On a cold morning, the last thing you want to do before heading off to work or run errands is to emerge from the cozy warmth of your home to the arctic chill of your driver’s seat.

For decades, the common wisdom has been that the best way to avoid this finger-numbing scenario is to let your vehicle idle for a while, so that both its interior and engine have a chance to “warm up.”

In addition to wasting fuel, letting your car warm up also strips your cylinders and pistons of much-needed oil.

But if you’ve been relying on the long-held myth that letting your car idle in cold weather is a smart way to extend the life of your engine, we’ve got bad news for you: it’s doing just the opposite (at least for gasoline engines).

In a conversation with Business Insider, Stephen Ciatti — who spent more than 16 years as the principal mechanical engineer at the Argonne National Laboratory, the U.S. Department of Energy’s science and engineering research center — said that in addition to wasting fuel, letting your car warm up in cold weather also strips your cylinders and pistons, two of the key components that help the engine run, of much-needed oil. 

Normally, Ciatti explained, a car’s engine runs on a mixture of air and vaporized gasoline.
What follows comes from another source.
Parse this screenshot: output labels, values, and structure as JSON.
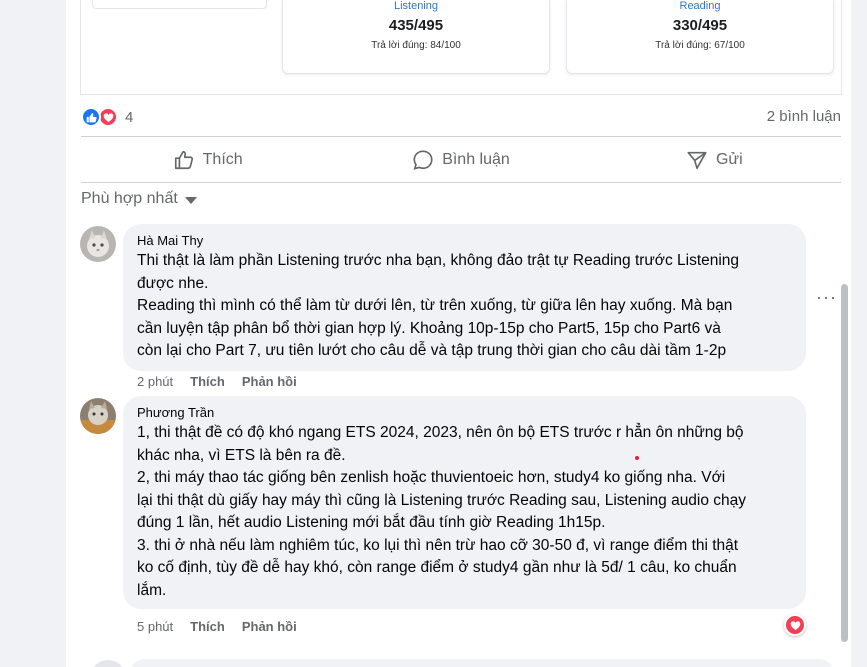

But when the temperature drops, the gasoline has a tougher time evaporating, so your engine ends up using more gasoline. 

“That’s a problem because you’re actually putting extra fuel into the combustion chamber to make it burn and some of it can get onto the cylinder walls,” Ciatti told Business Insider.

“Gasoline is an outstanding solvent and it can actually wash oil off the walls if you run it in those cold idle conditions for an extended period of time.”

If you warm up your car as part of your regular routine, that washing “can have a detrimental effect on the lubrication and life of things like piston rings and cylinder liners,” which are critical engine components.

A better way

But that doesn’t mean that you should hop into the driver’s seat, rev up the engine, and peel out of the driveway, either. According to Popular Mechanics, “It takes five to 15 minutes for your engine to warm up while driving, so take it nice and easy for the first part of your drive.”

Their suggestion? If it’s cold and icy, turn on the car and your defroster, then spend a minute or so scraping your windshield. That should be enough time to get the temperature a little more comfortable — and to get you where you need to go, safely.